According to the Insulation Institute, approximately 90 percent of homes are under-insulated. And the attic is one of the places in a home that often lacks sufficient insulation. The good news is that a properly insulated attic can knock anywhere from 10 to 50 percent off your heating bill, so this is a great place to start if correcting insulation deficiencies in your home is one of your goals.
A popular option for attic insulation is blown-in insulation. Also known as loose-fill, blown-in insulation is manually blown into cavities within places like an attic with a mechanical blower or hopper that can be rented at a local home improvement store. Insulating an attic with blown-in insulation, regardless of materials, is usually a two-person job; one to move the blower and hose and the other one to focus on applying the insulation.
Blown-in insulation is appealing because it can also be conveniently applied to attic floors to create an added air/heat barrier. There are two popular forms of blown-in insulation:
- Fiberglass loose-fill
Get a better feel for which blown-in option is right for your attic by learning more about these two common loose-fill materials. Below, you’ll discover more details about the unique characteristics of each type of blown-in insulation material.
A natural wood product, cellulose is a type of insulation material that’s made from recycled materials. These typically include recycled newspapers, cardboard, and an assortment of other wood-based materials. Blown-in cellulose meant to be used in attics and similar places is usually treated with boric acid and other compounds or chemicals to produce desirable qualities such as flame and mold resistance.
R-Value of Cellulose

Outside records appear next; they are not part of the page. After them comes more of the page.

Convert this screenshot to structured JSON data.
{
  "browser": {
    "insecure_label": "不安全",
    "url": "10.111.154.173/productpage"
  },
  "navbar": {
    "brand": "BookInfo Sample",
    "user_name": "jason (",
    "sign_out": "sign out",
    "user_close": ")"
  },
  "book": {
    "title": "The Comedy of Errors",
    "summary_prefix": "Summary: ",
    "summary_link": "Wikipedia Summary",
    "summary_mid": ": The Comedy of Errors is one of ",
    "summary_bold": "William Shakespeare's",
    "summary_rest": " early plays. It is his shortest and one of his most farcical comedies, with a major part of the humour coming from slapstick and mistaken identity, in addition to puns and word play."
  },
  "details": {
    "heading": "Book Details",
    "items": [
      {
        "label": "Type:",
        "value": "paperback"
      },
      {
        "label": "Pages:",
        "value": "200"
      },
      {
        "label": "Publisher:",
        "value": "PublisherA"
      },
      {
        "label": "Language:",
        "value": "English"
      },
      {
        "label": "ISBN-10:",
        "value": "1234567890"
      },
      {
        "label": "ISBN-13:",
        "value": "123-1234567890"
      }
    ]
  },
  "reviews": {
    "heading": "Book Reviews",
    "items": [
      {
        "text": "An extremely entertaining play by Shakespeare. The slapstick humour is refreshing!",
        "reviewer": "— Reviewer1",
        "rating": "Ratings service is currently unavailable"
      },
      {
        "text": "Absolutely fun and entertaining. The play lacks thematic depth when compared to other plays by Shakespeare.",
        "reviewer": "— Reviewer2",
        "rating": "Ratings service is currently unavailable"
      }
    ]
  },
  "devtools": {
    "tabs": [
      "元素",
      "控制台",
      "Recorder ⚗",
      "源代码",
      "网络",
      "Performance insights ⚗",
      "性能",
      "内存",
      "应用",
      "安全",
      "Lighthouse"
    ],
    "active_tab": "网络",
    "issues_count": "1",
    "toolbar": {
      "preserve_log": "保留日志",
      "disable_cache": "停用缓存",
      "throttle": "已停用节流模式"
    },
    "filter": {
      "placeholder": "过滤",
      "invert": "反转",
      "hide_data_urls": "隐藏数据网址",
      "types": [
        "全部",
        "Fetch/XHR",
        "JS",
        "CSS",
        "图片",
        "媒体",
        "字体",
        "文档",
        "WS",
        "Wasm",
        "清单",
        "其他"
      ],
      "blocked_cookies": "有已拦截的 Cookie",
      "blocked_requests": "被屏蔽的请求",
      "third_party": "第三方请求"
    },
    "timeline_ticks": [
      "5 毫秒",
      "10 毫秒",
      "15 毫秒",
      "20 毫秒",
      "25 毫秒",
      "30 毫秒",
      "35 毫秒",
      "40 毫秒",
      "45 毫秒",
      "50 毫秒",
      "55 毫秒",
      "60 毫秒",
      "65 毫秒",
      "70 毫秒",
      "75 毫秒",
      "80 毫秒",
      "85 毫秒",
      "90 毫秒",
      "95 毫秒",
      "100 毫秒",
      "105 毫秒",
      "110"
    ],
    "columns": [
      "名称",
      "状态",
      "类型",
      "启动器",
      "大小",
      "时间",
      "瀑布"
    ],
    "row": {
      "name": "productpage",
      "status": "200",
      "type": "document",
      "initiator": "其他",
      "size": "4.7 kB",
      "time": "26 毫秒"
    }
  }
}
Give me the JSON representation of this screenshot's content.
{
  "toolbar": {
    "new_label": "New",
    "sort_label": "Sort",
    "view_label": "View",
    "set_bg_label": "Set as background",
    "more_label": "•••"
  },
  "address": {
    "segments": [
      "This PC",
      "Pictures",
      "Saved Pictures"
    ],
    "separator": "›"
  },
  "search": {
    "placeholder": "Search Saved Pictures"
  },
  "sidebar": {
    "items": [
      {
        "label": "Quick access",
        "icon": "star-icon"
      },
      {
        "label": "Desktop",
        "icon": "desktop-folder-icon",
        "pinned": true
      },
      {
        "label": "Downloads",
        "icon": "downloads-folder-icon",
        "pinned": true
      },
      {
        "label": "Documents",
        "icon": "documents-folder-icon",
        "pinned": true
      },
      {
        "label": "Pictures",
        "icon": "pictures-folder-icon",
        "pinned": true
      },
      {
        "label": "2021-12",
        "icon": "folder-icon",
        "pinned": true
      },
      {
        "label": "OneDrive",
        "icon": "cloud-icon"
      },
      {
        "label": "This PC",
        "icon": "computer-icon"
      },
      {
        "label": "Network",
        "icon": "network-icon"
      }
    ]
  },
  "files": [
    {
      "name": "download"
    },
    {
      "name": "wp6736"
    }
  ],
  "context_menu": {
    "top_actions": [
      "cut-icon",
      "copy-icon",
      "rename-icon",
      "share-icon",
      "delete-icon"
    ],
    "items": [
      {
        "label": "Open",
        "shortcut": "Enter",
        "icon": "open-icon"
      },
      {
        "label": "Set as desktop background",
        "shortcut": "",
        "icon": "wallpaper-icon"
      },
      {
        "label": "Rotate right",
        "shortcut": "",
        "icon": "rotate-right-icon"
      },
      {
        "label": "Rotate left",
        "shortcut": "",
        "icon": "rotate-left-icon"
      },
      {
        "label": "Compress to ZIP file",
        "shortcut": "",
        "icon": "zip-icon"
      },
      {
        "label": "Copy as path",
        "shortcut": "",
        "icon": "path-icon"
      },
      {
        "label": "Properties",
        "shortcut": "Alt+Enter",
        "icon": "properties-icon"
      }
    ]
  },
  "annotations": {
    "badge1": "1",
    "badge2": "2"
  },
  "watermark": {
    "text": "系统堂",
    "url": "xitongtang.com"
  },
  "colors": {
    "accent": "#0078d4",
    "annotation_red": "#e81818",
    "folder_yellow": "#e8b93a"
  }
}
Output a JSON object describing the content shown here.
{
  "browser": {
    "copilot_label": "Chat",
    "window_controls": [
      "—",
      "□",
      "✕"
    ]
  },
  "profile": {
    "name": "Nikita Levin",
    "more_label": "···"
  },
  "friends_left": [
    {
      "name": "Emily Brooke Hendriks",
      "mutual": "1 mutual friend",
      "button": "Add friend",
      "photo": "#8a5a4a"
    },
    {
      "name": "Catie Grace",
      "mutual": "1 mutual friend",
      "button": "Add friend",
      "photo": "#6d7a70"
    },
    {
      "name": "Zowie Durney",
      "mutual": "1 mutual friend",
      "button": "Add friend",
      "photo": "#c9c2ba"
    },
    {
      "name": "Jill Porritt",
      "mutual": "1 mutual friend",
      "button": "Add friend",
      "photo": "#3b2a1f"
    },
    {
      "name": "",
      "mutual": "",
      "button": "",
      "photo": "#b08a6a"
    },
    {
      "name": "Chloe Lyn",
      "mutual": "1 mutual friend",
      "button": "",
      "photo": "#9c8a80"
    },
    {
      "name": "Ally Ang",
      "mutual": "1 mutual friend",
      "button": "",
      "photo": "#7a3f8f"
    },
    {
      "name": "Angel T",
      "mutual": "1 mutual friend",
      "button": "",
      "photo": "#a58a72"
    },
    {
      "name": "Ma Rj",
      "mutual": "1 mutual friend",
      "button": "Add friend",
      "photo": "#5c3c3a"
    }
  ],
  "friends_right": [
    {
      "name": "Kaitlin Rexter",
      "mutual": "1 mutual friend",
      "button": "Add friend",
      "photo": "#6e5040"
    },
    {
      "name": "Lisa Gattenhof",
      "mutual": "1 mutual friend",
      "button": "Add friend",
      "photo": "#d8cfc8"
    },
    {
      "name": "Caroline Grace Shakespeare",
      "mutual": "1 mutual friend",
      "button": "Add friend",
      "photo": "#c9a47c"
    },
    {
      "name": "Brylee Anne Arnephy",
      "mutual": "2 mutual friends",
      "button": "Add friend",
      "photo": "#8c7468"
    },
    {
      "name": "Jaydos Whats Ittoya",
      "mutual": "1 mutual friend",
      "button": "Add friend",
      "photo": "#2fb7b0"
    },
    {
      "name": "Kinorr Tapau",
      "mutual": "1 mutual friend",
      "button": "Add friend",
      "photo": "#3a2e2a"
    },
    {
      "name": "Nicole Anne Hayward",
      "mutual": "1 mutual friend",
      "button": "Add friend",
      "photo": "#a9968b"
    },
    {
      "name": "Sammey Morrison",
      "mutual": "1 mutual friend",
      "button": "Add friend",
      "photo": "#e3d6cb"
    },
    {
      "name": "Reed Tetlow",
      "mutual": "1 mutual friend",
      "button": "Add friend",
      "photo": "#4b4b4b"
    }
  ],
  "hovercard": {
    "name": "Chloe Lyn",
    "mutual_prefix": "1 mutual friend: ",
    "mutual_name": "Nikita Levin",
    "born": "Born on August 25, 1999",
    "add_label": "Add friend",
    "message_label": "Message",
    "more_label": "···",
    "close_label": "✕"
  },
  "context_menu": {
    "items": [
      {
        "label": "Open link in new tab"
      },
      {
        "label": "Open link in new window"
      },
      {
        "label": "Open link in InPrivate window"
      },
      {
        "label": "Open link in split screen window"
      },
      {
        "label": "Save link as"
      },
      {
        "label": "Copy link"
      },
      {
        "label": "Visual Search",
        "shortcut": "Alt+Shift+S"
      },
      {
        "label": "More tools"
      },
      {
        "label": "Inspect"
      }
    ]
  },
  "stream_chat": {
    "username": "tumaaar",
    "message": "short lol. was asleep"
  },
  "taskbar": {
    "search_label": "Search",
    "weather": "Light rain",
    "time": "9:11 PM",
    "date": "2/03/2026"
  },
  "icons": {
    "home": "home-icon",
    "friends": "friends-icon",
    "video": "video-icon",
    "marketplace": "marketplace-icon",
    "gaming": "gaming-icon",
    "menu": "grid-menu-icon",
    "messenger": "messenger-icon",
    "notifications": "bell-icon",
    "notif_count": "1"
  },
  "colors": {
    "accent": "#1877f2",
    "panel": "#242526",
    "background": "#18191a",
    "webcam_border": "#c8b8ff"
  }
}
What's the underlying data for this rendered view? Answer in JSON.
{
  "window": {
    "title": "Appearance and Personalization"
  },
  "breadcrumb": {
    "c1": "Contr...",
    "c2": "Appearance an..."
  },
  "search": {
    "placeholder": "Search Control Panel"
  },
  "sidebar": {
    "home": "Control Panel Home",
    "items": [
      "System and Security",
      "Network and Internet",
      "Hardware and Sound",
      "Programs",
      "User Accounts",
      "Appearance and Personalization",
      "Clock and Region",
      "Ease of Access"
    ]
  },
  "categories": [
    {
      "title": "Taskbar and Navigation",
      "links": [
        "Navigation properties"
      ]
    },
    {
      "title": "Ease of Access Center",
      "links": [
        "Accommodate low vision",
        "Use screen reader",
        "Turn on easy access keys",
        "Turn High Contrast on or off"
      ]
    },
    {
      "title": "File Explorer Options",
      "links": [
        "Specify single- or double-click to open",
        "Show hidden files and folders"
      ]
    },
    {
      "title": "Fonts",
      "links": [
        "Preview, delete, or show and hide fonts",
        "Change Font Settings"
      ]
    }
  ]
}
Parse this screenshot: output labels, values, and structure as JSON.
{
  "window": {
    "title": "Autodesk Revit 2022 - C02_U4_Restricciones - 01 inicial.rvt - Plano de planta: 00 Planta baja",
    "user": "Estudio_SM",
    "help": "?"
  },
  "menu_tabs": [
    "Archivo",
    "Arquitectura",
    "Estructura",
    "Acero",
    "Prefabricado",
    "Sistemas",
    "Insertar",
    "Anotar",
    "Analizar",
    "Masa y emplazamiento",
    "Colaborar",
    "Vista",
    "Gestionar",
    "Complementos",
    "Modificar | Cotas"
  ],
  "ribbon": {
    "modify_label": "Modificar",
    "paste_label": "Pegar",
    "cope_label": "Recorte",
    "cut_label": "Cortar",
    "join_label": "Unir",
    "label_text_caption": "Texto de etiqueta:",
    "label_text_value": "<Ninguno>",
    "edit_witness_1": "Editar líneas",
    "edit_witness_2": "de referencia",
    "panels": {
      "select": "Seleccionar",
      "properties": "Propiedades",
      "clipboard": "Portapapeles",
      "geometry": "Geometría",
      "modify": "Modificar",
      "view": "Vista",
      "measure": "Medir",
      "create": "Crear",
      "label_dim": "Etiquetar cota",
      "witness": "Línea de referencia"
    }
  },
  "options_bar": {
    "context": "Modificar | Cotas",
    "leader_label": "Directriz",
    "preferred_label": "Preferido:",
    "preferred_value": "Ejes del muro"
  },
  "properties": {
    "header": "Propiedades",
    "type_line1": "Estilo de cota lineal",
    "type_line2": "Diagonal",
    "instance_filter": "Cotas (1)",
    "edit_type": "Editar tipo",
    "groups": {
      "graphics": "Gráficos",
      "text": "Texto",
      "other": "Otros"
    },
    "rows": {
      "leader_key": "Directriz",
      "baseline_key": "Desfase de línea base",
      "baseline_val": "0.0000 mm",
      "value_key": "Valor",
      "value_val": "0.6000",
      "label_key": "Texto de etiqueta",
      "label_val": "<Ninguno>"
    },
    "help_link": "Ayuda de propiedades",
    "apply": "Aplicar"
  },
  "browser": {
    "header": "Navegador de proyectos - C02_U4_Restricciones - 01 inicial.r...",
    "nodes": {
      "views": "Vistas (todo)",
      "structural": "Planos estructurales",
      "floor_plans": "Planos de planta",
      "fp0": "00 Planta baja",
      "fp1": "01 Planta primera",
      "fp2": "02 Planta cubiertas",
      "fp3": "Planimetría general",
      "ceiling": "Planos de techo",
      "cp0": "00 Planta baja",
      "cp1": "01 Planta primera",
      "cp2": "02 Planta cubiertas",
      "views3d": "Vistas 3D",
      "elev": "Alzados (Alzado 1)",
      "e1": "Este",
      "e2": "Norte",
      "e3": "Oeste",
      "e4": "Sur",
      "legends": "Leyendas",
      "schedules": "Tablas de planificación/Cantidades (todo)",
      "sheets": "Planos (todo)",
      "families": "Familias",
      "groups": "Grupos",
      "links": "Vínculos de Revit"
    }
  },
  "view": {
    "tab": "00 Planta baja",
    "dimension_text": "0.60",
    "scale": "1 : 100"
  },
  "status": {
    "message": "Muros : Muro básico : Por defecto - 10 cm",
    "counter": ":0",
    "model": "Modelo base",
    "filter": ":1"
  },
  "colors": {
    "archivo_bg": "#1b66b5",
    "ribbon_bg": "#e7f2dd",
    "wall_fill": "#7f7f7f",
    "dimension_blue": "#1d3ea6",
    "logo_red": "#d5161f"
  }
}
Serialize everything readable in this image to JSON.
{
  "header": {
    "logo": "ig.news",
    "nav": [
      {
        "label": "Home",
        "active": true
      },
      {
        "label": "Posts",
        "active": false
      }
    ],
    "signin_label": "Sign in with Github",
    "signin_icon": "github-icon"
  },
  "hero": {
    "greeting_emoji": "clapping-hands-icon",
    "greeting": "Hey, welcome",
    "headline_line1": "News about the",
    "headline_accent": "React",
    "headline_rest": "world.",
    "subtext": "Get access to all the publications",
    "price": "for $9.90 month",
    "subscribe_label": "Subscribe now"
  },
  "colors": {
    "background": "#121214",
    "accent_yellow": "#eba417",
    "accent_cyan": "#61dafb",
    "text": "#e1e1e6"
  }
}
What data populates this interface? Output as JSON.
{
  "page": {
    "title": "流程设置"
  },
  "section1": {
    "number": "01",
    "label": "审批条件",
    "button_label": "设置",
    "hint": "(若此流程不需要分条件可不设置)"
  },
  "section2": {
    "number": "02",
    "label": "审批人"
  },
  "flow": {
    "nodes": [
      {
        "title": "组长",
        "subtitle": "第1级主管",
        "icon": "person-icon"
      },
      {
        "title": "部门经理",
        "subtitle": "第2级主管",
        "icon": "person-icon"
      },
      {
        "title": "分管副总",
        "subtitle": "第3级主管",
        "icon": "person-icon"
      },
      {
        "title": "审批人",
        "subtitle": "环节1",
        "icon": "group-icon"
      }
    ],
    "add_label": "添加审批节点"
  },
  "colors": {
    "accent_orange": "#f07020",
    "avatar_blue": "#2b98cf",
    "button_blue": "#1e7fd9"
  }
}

R-value is an industry standard rating system that measures a material’s ability to “resist” temperature conduction, or the transfer for heat/air. The typical R-value of loose fill cellulose ranges from 3.2 to 3.8 per square inch. The exact R-value of cellulose, or any blown-in insulation, will vary based on the depth of the insulating materials.
Benefits of Cellulose Blown-In Insulation
- Easily fills in cracks and crevices
- Provides good protection against fire, mold, and insects
- Cellulose’s R-value decreases less over time than what’s common with other types of attic insulation
- It’s considered environmentally friendly since it’s made from natural and recycled materials
Fiberglass Loose-Fill Insulation
Fiberglass loose-fill insulation is similar to regular fiberglass batts or rolls in that it’s made from tiny glass particles. It’s also common for fiberglass loose-fill to be made of recycled fiberglass, which provides an added environmental benefit. Silica sand, limestone, and soda ash are the main raw materials typically used to create fiberglass during the manufacturing process. Discontinuous glass fibers are used to create both fiberglass batts and loose-fill fiberglass. Fibers of this nature are able to resist heat flow and absorb sound.
R-Value of Fiberglass Loose-Fill
Blown-in/loose-fill fiberglass insulation has an R-value that ranges from 3.1 to 3.4 per square inch. If the loose-fill fiberglass is denser or thicker, however, the R-value can increase. This is also true if thicker layers are applied, which may be possible with an attic floor that’s a bit deeper than what’s common with walls or attic ceilings.
Benefits of Fiberglass Loose-Fill Insulation
- It can fit well into cracks, gaps, and crevices better than what’s possible with fiberglass batts
- Sound absorption qualities can make your attic quieter, which can be appealing if you plan to use it as a bedroom, office, or other living space
- It provides good protection against air and moisture infiltration
- It’s considered one of the most cost-effective insulation material